The climb up to the Red Crater is an absolute killer. The whole track is covered thickly in loose scree, which makes it safer than coming up from Oturere Valley as there’s so much of the stuff that you tend to sink rather than slide. The effect is a lot like walking up a steep sand dune however. The weight of my pack makes me slide back half a step for every step forward, and its so steep that my thighs aren’t too happy about the number of steps to begin with. The sun is burning hot by now which doesn’t make things any easier. There are some beautiful views across the lakes and craters though and the plus side of there being so many people is there’s plenty of others sharing my pain. I finally crest the summit with a sigh of relief until I realize that its a just a ledge that looks like the top from lower down but is actually only halfway. Curses! I consider stopping for a rest but decide I’d rather just get this damn thing over with and press on. A few grumbles later and my wobbly legs finally get to rest at the top. There are A LOT of people here, and the Red Crater itself I’m not particularly excited by, but the view down to Oturere Valley is awesome just to see how high I’ve climbed (REALLY high in case you’re wondering). There’s also a wonderful view of Mount Ngauruhoe with South Crater stretching out in front from up here. Instead of gazing at it from the valleys below, I’m so high up that I can look Ngauruhoe in the eye, which is a bit like visiting an old friend as I’ve been circling it for so long now that I feel like we’re on first name terms.
The descent into South Crater is a slightly less dodgy version of coming up from Oturere Valley. There’s a lot of loose rock and its quite steep, but the track is a lot wider, and at least if you did fall, 50 people would see it happen and call search and rescue. The downhill stretch is very trying for my tired feet however so when I make it down to South Crater and have the option of climbing to the summit of Ngauruhoe, I say “NO THANK YOU”! The views along South Crater will be quite enough of an encounter with the volcano for me. I’m sure its very its very nice up there but by this stage my feet are so sore that I’ve begun to think of them as separate beings who I keep apologizing to and promising ridiculous things if they’ll just get me to the next hut. An extra 3 hours up more scree is definitely not on the cards. The views along South Crater itself are wonderful however and my feet seem to agree that the pain is worth it (as long as it doesn’t go on for too much longer).

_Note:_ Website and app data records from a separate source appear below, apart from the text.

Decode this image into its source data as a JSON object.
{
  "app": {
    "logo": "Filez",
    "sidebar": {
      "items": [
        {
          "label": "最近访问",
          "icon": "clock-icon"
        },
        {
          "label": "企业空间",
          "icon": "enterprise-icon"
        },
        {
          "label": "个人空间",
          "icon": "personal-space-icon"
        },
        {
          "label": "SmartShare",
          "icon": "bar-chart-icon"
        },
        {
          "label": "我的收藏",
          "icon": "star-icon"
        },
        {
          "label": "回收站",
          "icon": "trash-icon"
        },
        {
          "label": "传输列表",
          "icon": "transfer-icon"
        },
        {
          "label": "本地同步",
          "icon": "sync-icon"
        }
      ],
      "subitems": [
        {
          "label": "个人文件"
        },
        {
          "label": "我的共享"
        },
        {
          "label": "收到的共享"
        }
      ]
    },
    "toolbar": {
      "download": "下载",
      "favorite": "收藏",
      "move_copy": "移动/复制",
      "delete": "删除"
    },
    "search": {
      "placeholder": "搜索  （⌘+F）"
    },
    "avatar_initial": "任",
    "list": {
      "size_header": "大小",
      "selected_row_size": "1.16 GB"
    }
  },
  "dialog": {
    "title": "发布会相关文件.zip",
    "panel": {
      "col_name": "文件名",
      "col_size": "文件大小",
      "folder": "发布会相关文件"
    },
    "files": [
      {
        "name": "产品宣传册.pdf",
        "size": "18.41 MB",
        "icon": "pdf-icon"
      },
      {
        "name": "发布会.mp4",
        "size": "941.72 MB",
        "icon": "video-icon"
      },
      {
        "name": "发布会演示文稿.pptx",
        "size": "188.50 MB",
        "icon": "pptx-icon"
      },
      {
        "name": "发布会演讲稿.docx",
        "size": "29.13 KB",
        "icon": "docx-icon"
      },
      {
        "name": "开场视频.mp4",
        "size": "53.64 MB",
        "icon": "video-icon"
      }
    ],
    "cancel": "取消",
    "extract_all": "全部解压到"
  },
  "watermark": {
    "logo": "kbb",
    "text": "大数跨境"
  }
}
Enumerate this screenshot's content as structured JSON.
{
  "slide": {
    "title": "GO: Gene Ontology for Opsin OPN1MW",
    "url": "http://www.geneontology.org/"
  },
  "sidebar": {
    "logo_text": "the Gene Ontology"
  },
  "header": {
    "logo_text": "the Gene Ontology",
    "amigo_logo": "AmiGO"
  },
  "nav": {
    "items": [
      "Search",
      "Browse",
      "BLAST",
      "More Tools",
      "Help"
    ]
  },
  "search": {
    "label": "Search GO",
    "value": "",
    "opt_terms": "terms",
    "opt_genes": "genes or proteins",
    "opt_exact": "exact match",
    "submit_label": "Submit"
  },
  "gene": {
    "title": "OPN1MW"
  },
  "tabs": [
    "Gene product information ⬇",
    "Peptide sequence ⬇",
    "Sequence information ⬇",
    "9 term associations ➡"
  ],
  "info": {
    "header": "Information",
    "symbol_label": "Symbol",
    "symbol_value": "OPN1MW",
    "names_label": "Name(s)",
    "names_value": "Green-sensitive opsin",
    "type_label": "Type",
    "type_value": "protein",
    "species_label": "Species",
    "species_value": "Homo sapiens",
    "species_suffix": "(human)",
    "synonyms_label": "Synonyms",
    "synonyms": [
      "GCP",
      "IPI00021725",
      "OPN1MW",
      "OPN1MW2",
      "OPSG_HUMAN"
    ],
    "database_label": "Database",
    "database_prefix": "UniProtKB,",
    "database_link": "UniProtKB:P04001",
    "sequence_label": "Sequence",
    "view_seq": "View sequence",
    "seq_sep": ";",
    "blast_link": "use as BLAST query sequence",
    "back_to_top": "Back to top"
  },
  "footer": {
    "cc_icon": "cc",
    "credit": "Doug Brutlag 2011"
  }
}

I limp along at a very slow pace into the next valley and along to the Mangatepopo Hut but still arrive in the late afternoon while the sun is up and about. The hut is a delightful place to rest my feet and I spend the rest of the day reading my book in the sunshine with this view out in front of me:
It seems strange that I woke up on a foggy sci-fi set and now I’m spending my afternoon in the sun surrounded by mountain views and wildflowers, but I certainly consider that a day well spent.
Continue the adventure with day three.
Listening to: Not The Doctor – Alanis Morrissette